If we bought a stock, it means:
- Our in-depth research showed it to be a high-quality business
- We couldn’t “kill” the business (i.e., we think it’ll survive the worst case scenario)
- It’s at a good price after given our valuation and accounting for potential risks and a large safety margin
We put businesses we couldn’t kill but that are too highly priced on a waiting list until they reach our target price.
Purchasing a stock is just the beginning for us. We continue to further reduce your risk of investing in the new purchase through the next two steps of the investment process.
We treat purchased stocks as if we were looking at them for the first time.
We continue to research the company, build and update our models, and try to “kill” the business. If new information causes us to revalue the stock, we make sure it’s still a good investment for your portfolio.
And we sell the stock with no hesitation if new research shows that it’s no longer a great investment.
We then sell for one of 3 reasons:
- A stock reached its full potential.
Since stock valuation is more art than science, we avoid emotional decisions by selling half once it reaches the bottom of our target range, and the other half when it crosses the top of the range.
- We found a better stock (that offers higher risk-adjusted returns).
- Something went wrong.

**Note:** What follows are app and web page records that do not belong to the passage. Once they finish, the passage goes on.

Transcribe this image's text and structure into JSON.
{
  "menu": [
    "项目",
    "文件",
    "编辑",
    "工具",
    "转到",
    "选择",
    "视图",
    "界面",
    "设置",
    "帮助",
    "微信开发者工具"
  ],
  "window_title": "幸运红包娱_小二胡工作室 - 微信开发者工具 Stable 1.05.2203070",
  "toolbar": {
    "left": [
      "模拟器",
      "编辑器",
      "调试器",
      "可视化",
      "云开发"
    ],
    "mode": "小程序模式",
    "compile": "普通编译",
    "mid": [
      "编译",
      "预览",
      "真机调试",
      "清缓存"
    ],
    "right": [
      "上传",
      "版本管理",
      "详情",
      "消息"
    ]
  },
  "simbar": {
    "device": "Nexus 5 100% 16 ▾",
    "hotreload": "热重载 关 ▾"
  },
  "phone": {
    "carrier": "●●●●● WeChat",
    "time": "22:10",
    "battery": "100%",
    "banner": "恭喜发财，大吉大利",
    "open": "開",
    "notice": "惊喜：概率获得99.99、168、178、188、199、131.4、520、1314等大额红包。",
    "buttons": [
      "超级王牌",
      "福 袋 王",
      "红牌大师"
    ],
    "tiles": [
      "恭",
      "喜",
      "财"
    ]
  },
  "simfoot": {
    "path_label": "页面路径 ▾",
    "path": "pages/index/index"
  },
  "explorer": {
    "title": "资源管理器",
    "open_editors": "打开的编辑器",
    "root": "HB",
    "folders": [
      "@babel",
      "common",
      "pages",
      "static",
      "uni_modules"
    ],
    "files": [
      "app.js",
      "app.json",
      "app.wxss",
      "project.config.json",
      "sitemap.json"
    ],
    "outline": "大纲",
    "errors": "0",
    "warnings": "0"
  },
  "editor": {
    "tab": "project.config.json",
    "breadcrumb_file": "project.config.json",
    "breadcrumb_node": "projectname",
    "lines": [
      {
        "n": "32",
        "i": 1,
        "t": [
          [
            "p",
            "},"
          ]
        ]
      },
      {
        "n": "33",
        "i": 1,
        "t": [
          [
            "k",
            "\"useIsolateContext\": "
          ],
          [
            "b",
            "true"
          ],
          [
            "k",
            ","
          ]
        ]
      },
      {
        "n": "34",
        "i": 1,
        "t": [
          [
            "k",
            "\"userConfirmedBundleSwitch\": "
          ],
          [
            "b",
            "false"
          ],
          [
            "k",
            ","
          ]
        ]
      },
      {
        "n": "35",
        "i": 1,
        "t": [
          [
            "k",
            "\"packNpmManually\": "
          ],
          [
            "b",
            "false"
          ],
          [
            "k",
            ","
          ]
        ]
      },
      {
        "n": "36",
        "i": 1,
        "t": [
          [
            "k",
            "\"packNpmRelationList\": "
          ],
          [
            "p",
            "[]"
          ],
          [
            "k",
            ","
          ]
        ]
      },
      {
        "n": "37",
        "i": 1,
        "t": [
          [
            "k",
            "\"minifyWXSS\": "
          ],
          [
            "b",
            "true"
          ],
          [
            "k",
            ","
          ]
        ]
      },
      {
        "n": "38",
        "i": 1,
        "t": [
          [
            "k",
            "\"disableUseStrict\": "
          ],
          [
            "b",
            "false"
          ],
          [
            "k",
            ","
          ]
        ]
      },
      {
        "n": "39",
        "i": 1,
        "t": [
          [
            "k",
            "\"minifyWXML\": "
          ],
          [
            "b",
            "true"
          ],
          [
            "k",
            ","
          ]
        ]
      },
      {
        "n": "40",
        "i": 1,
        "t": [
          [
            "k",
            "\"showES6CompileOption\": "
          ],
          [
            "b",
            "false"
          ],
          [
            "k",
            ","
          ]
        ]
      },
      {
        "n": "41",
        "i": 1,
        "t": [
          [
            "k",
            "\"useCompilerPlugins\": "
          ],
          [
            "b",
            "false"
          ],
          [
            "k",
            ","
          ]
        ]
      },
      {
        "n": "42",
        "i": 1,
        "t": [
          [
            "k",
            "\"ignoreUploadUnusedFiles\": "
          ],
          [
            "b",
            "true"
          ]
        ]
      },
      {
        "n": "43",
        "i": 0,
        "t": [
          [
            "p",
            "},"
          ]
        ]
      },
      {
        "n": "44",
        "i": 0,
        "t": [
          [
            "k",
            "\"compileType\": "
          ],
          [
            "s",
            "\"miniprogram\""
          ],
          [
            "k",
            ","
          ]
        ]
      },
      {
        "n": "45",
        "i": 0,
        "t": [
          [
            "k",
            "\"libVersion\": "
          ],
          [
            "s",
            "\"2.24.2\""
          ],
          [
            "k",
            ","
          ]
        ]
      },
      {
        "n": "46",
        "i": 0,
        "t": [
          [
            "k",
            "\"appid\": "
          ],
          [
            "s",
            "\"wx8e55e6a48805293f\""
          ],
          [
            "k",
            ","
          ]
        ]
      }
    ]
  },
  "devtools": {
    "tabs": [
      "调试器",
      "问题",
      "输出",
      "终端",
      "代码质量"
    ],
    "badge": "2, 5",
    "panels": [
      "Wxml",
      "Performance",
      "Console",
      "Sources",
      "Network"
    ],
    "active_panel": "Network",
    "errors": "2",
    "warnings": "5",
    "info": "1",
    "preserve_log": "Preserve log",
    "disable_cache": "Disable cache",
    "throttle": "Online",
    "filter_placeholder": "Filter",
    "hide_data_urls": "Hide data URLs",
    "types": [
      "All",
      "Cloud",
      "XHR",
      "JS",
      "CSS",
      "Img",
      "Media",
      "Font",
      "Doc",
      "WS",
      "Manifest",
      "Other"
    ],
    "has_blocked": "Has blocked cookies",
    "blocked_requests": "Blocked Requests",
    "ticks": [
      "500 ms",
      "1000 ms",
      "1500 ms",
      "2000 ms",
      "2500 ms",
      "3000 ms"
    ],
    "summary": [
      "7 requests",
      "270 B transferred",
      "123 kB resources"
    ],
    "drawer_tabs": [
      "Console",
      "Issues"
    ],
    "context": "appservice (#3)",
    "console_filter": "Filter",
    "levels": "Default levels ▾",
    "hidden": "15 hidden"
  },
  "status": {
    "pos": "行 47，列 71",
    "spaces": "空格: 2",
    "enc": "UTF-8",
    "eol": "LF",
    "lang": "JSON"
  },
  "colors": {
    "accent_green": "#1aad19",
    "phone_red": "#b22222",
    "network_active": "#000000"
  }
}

We continuously re-evaluate our portfolio. If we discover that the assumptions in our valuation of the business were off (or something unexpected happened) such that it’s no longer a good purchase, we get rid of it without hesitation.